> **WHAT THE TASK ASKS**
Reproduce the listing below verbatim.

═══ DATA ═══

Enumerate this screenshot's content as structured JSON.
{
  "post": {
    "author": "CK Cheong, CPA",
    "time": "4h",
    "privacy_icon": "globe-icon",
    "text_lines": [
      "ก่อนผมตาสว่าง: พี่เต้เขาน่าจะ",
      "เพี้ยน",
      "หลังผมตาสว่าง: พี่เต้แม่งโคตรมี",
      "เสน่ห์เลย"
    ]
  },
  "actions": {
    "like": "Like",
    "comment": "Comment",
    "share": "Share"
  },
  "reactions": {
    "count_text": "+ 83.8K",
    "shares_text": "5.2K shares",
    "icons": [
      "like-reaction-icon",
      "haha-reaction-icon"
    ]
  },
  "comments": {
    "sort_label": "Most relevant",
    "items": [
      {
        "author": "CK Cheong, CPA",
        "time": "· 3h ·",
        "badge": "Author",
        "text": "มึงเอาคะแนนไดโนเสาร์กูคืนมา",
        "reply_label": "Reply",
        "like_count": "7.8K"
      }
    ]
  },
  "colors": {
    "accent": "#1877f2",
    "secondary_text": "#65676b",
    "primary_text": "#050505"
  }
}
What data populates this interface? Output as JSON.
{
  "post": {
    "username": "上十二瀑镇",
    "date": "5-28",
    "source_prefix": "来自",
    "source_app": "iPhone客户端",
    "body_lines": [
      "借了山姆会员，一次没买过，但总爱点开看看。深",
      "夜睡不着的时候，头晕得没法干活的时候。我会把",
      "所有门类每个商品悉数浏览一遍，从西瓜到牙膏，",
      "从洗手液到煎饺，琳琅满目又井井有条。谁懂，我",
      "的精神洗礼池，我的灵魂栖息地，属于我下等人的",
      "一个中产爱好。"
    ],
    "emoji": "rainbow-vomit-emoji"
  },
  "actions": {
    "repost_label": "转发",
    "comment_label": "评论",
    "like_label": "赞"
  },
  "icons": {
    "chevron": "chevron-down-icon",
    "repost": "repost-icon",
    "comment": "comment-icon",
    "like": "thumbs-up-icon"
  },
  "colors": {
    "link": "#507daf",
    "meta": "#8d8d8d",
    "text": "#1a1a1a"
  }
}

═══

> **OUTPUT OF THE TASK**
Enumerate this screenshot's content as structured JSON.
{
  "post": {
    "author": "CK Cheong, CPA",
    "time": "4h",
    "privacy_icon": "globe-icon",
    "text_lines": [
      "ก่อนผมตาสว่าง: พี่เต้เขาน่าจะ",
      "เพี้ยน",
      "หลังผมตาสว่าง: พี่เต้แม่งโคตรมี",
      "เสน่ห์เลย"
    ]
  },
  "actions": {
    "like": "Like",
    "comment": "Comment",
    "share": "Share"
  },
  "reactions": {
    "count_text": "+ 83.8K",
    "shares_text": "5.2K shares",
    "icons": [
      "like-reaction-icon",
      "haha-reaction-icon"
    ]
  },
  "comments": {
    "sort_label": "Most relevant",
    "items": [
      {
        "author": "CK Cheong, CPA",
        "time": "· 3h ·",
        "badge": "Author",
        "text": "มึงเอาคะแนนไดโนเสาร์กูคืนมา",
        "reply_label": "Reply",
        "like_count": "7.8K"
      }
    ]
  },
  "colors": {
    "accent": "#1877f2",
    "secondary_text": "#65676b",
    "primary_text": "#050505"
  }
}
What data populates this interface? Output as JSON.
{
  "post": {
    "username": "上十二瀑镇",
    "date": "5-28",
    "source_prefix": "来自",
    "source_app": "iPhone客户端",
    "body_lines": [
      "借了山姆会员，一次没买过，但总爱点开看看。深",
      "夜睡不着的时候，头晕得没法干活的时候。我会把",
      "所有门类每个商品悉数浏览一遍，从西瓜到牙膏，",
      "从洗手液到煎饺，琳琅满目又井井有条。谁懂，我",
      "的精神洗礼池，我的灵魂栖息地，属于我下等人的",
      "一个中产爱好。"
    ],
    "emoji": "rainbow-vomit-emoji"
  },
  "actions": {
    "repost_label": "转发",
    "comment_label": "评论",
    "like_label": "赞"
  },
  "icons": {
    "chevron": "chevron-down-icon",
    "repost": "repost-icon",
    "comment": "comment-icon",
    "like": "thumbs-up-icon"
  },
  "colors": {
    "link": "#507daf",
    "meta": "#8d8d8d",
    "text": "#1a1a1a"
  }
}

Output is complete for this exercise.